> Task description
Copy every record exactly.

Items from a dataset
====================

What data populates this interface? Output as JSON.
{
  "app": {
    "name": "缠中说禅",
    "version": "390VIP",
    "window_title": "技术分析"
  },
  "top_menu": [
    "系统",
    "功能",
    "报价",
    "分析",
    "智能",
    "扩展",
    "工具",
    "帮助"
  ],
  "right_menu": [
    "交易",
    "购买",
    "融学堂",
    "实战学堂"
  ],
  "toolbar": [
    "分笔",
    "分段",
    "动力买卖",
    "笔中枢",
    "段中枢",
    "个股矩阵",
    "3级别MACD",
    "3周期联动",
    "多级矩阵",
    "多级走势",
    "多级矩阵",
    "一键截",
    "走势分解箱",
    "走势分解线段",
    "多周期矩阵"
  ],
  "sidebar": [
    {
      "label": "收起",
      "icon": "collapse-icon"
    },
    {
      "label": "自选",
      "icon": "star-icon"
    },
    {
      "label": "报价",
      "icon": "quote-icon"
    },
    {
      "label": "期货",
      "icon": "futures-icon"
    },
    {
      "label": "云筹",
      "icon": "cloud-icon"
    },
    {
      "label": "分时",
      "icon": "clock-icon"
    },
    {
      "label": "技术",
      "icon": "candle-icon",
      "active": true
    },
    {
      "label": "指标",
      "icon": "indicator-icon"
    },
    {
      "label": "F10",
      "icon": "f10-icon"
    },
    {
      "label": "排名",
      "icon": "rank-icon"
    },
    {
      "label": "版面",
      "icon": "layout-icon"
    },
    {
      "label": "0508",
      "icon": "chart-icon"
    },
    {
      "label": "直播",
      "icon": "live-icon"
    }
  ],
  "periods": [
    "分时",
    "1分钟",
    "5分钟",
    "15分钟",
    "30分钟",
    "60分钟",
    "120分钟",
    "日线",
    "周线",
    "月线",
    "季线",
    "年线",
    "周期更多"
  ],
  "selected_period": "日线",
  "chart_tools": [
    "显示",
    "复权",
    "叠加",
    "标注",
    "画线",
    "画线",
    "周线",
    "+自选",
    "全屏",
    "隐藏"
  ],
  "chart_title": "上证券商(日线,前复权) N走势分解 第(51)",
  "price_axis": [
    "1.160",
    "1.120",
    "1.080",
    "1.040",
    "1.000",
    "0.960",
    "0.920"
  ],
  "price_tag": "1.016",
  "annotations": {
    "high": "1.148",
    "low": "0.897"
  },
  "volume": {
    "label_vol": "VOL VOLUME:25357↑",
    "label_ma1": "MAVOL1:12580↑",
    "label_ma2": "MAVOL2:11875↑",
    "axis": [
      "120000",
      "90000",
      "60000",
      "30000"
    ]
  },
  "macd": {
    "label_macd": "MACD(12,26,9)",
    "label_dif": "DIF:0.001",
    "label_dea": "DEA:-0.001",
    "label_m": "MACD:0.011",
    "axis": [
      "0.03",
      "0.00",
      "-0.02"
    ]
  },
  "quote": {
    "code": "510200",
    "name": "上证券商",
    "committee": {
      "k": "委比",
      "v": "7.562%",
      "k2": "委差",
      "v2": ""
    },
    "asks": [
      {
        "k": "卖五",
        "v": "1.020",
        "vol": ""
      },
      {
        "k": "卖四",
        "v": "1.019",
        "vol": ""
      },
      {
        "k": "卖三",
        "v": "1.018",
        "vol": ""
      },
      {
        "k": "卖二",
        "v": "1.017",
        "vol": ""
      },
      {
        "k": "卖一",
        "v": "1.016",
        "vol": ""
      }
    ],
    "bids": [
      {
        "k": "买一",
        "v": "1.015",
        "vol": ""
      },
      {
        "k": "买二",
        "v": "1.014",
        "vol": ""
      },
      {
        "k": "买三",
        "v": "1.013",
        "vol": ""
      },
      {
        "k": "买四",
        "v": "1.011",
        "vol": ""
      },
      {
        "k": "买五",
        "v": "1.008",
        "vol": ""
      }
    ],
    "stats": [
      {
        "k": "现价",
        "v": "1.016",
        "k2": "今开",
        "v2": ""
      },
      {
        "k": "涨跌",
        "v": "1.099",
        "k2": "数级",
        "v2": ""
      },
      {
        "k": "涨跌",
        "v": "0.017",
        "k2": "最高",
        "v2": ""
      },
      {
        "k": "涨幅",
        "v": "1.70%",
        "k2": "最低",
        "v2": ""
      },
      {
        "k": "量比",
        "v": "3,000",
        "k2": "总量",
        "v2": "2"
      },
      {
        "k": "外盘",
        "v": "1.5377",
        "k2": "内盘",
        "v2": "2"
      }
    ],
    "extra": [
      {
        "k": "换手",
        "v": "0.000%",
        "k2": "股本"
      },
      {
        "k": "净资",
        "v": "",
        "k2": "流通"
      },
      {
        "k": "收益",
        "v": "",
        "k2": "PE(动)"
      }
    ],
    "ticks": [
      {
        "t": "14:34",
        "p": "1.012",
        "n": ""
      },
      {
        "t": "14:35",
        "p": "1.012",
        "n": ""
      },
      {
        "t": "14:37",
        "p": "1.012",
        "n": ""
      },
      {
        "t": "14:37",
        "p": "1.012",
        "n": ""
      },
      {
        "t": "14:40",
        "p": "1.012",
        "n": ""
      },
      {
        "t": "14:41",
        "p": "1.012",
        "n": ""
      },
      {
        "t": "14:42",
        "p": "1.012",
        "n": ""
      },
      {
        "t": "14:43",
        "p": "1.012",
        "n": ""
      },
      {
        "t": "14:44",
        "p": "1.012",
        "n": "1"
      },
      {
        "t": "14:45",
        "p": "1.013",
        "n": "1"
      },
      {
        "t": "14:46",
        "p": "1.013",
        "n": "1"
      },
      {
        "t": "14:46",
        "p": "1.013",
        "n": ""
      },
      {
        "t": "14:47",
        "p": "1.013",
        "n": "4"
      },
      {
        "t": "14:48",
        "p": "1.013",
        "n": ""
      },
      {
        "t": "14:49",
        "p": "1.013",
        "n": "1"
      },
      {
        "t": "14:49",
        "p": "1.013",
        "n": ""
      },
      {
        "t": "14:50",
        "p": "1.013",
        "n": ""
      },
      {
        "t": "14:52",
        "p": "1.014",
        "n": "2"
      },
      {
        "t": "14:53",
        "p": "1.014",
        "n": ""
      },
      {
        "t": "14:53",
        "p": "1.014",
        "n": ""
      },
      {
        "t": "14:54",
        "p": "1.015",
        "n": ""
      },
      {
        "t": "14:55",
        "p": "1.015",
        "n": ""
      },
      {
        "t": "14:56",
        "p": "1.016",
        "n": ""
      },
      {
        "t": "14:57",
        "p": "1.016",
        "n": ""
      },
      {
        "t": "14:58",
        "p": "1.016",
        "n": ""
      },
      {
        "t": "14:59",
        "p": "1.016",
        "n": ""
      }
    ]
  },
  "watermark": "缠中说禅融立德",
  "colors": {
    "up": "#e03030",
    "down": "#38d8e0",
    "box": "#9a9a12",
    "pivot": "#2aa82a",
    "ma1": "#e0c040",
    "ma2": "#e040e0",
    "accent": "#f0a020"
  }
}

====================

> Answer section
What data populates this interface? Output as JSON.
{
  "app": {
    "name": "缠中说禅",
    "version": "390VIP",
    "window_title": "技术分析"
  },
  "top_menu": [
    "系统",
    "功能",
    "报价",
    "分析",
    "智能",
    "扩展",
    "工具",
    "帮助"
  ],
  "right_menu": [
    "交易",
    "购买",
    "融学堂",
    "实战学堂"
  ],
  "toolbar": [
    "分笔",
    "分段",
    "动力买卖",
    "笔中枢",
    "段中枢",
    "个股矩阵",
    "3级别MACD",
    "3周期联动",
    "多级矩阵",
    "多级走势",
    "多级矩阵",
    "一键截",
    "走势分解箱",
    "走势分解线段",
    "多周期矩阵"
  ],
  "sidebar": [
    {
      "label": "收起",
      "icon": "collapse-icon"
    },
    {
      "label": "自选",
      "icon": "star-icon"
    },
    {
      "label": "报价",
      "icon": "quote-icon"
    },
    {
      "label": "期货",
      "icon": "futures-icon"
    },
    {
      "label": "云筹",
      "icon": "cloud-icon"
    },
    {
      "label": "分时",
      "icon": "clock-icon"
    },
    {
      "label": "技术",
      "icon": "candle-icon",
      "active": true
    },
    {
      "label": "指标",
      "icon": "indicator-icon"
    },
    {
      "label": "F10",
      "icon": "f10-icon"
    },
    {
      "label": "排名",
      "icon": "rank-icon"
    },
    {
      "label": "版面",
      "icon": "layout-icon"
    },
    {
      "label": "0508",
      "icon": "chart-icon"
    },
    {
      "label": "直播",
      "icon": "live-icon"
    }
  ],
  "periods": [
    "分时",
    "1分钟",
    "5分钟",
    "15分钟",
    "30分钟",
    "60分钟",
    "120分钟",
    "日线",
    "周线",
    "月线",
    "季线",
    "年线",
    "周期更多"
  ],
  "selected_period": "日线",
  "chart_tools": [
    "显示",
    "复权",
    "叠加",
    "标注",
    "画线",
    "画线",
    "周线",
    "+自选",
    "全屏",
    "隐藏"
  ],
  "chart_title": "上证券商(日线,前复权) N走势分解 第(51)",
  "price_axis": [
    "1.160",
    "1.120",
    "1.080",
    "1.040",
    "1.000",
    "0.960",
    "0.920"
  ],
  "price_tag": "1.016",
  "annotations": {
    "high": "1.148",
    "low": "0.897"
  },
  "volume": {
    "label_vol": "VOL VOLUME:25357↑",
    "label_ma1": "MAVOL1:12580↑",
    "label_ma2": "MAVOL2:11875↑",
    "axis": [
      "120000",
      "90000",
      "60000",
      "30000"
    ]
  },
  "macd": {
    "label_macd": "MACD(12,26,9)",
    "label_dif": "DIF:0.001",
    "label_dea": "DEA:-0.001",
    "label_m": "MACD:0.011",
    "axis": [
      "0.03",
      "0.00",
      "-0.02"
    ]
  },
  "quote": {
    "code": "510200",
    "name": "上证券商",
    "committee": {
      "k": "委比",
      "v": "7.562%",
      "k2": "委差",
      "v2": ""
    },
    "asks": [
      {
        "k": "卖五",
        "v": "1.020",
        "vol": ""
      },
      {
        "k": "卖四",
        "v": "1.019",
        "vol": ""
      },
      {
        "k": "卖三",
        "v": "1.018",
        "vol": ""
      },
      {
        "k": "卖二",
        "v": "1.017",
        "vol": ""
      },
      {
        "k": "卖一",
        "v": "1.016",
        "vol": ""
      }
    ],
    "bids": [
      {
        "k": "买一",
        "v": "1.015",
        "vol": ""
      },
      {
        "k": "买二",
        "v": "1.014",
        "vol": ""
      },
      {
        "k": "买三",
        "v": "1.013",
        "vol": ""
      },
      {
        "k": "买四",
        "v": "1.011",
        "vol": ""
      },
      {
        "k": "买五",
        "v": "1.008",
        "vol": ""
      }
    ],
    "stats": [
      {
        "k": "现价",
        "v": "1.016",
        "k2": "今开",
        "v2": ""
      },
      {
        "k": "涨跌",
        "v": "1.099",
        "k2": "数级",
        "v2": ""
      },
      {
        "k": "涨跌",
        "v": "0.017",
        "k2": "最高",
        "v2": ""
      },
      {
        "k": "涨幅",
        "v": "1.70%",
        "k2": "最低",
        "v2": ""
      },
      {
        "k": "量比",
        "v": "3,000",
        "k2": "总量",
        "v2": "2"
      },
      {
        "k": "外盘",
        "v": "1.5377",
        "k2": "内盘",
        "v2": "2"
      }
    ],
    "extra": [
      {
        "k": "换手",
        "v": "0.000%",
        "k2": "股本"
      },
      {
        "k": "净资",
        "v": "",
        "k2": "流通"
      },
      {
        "k": "收益",
        "v": "",
        "k2": "PE(动)"
      }
    ],
    "ticks": [
      {
        "t": "14:34",
        "p": "1.012",
        "n": ""
      },
      {
        "t": "14:35",
        "p": "1.012",
        "n": ""
      },
      {
        "t": "14:37",
        "p": "1.012",
        "n": ""
      },
      {
        "t": "14:37",
        "p": "1.012",
        "n": ""
      },
      {
        "t": "14:40",
        "p": "1.012",
        "n": ""
      },
      {
        "t": "14:41",
        "p": "1.012",
        "n": ""
      },
      {
        "t": "14:42",
        "p": "1.012",
        "n": ""
      },
      {
        "t": "14:43",
        "p": "1.012",
        "n": ""
      },
      {
        "t": "14:44",
        "p": "1.012",
        "n": "1"
      },
      {
        "t": "14:45",
        "p": "1.013",
        "n": "1"
      },
      {
        "t": "14:46",
        "p": "1.013",
        "n": "1"
      },
      {
        "t": "14:46",
        "p": "1.013",
        "n": ""
      },
      {
        "t": "14:47",
        "p": "1.013",
        "n": "4"
      },
      {
        "t": "14:48",
        "p": "1.013",
        "n": ""
      },
      {
        "t": "14:49",
        "p": "1.013",
        "n": "1"
      },
      {
        "t": "14:49",
        "p": "1.013",
        "n": ""
      },
      {
        "t": "14:50",
        "p": "1.013",
        "n": ""
      },
      {
        "t": "14:52",
        "p": "1.014",
        "n": "2"
      },
      {
        "t": "14:53",
        "p": "1.014",
        "n": ""
      },
      {
        "t": "14:53",
        "p": "1.014",
        "n": ""
      },
      {
        "t": "14:54",
        "p": "1.015",
        "n": ""
      },
      {
        "t": "14:55",
        "p": "1.015",
        "n": ""
      },
      {
        "t": "14:56",
        "p": "1.016",
        "n": ""
      },
      {
        "t": "14:57",
        "p": "1.016",
        "n": ""
      },
      {
        "t": "14:58",
        "p": "1.016",
        "n": ""
      },
      {
        "t": "14:59",
        "p": "1.016",
        "n": ""
      }
    ]
  },
  "watermark": "缠中说禅融立德",
  "colors": {
    "up": "#e03030",
    "down": "#38d8e0",
    "box": "#9a9a12",
    "pivot": "#2aa82a",
    "ma1": "#e0c040",
    "ma2": "#e040e0",
    "accent": "#f0a020"
  }
}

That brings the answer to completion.